Use the brush and paint on the adhesive and let dry for a minute or two until it becomes tacky. Wrap turns of burlap down the length of the pipe. Wear latex gloves and squeeze down the burlap to get a tight wrap. When you've covered the length of pipe, paint on more paste and make turns of burlap in the other direction to give the whole thing two layers of burlap. Squeeze the burlap down to stick to the pipe and let dry overnight. I let a bit overhang the ends and I also stuffed burlap into the open ends of the pipe. The burlap will provide a good grip for a climbing lizard as well as a good base for sticking on the moss.
Step 4: Junglefy the branch

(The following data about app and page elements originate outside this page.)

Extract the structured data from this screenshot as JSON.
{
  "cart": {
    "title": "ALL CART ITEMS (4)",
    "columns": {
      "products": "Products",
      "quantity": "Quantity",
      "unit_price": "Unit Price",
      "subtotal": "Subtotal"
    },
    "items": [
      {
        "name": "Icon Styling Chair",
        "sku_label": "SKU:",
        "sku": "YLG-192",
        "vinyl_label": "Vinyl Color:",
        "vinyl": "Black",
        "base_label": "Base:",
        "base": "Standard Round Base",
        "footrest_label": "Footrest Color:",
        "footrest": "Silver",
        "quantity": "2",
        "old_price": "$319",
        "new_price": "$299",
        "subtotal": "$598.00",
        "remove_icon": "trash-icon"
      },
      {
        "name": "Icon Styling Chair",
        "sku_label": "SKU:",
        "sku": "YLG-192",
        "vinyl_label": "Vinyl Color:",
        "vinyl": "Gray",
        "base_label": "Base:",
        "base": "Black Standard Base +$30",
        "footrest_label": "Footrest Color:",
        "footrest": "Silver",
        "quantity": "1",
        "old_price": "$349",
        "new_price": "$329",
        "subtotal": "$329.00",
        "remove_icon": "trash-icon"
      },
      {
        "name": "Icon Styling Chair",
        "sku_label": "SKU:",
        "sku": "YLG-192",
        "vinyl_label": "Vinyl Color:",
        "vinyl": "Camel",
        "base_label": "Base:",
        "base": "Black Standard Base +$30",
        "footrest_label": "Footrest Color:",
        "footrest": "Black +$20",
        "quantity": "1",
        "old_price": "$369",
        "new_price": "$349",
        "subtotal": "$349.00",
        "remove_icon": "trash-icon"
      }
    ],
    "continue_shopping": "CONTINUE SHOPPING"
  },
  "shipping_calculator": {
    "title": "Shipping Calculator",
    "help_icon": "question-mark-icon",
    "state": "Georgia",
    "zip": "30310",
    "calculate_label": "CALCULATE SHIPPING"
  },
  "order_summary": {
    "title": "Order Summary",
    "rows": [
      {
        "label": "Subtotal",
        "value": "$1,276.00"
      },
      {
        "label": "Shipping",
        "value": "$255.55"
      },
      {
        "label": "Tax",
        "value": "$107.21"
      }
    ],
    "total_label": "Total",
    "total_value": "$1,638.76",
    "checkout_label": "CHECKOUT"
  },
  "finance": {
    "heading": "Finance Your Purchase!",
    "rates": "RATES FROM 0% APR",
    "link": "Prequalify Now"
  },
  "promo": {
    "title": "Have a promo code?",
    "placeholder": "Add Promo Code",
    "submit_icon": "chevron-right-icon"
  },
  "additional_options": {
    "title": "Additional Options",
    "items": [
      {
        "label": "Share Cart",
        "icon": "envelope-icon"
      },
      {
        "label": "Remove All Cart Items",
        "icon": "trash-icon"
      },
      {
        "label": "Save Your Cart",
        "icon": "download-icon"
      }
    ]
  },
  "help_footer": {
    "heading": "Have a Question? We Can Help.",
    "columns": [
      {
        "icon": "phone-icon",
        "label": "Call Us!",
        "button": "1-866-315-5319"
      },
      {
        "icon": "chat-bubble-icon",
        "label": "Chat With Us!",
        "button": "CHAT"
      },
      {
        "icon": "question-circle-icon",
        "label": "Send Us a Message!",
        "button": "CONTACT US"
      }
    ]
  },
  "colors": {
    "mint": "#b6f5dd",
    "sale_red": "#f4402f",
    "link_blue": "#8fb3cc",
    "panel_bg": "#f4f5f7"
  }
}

Lay down a plastic drop cloth or some garbage bags beneath your branch. Work on one side of the branch at a time. Brush or pour on good coating of adhesive over the top side of the burlap and press on clumps of the moss/coconut husk mix with your gloved hands. I did this in stages over several days. I wanted the adhesive to dry fully before working on the next side plus, I was laying on the layers of moss pretty thick.
When dry, shake off the excess, turn the branch over and repeat until you have good coverage over all sides of the entire length of the branch. The burlap base provides a natural texture so it is OK if your coverage is not thick and some of the burlap peeks through. Make sure you shake or gently pull off as much loose material as you can. If you don't, your reptile will and either eat it or make a big mess. (My iguana is likely to try and eat it anyway, but it won't hurt him and hopefully he'll realize quickly it doesn't taste very good! He's also likely to create a big mess anyway, but hey…)
Step 5: Ready to Go!
Like it was swiped out from under a sloth in the rainforest! The branch is now ready to be mounted inside your enclosure and provide happy playtime for your reptile.
The overall time waiting between letting layers dry was long, but each session layering on adhesive and moss was quick. And yes, it was messy, but the effect of realism is both attractive and functional!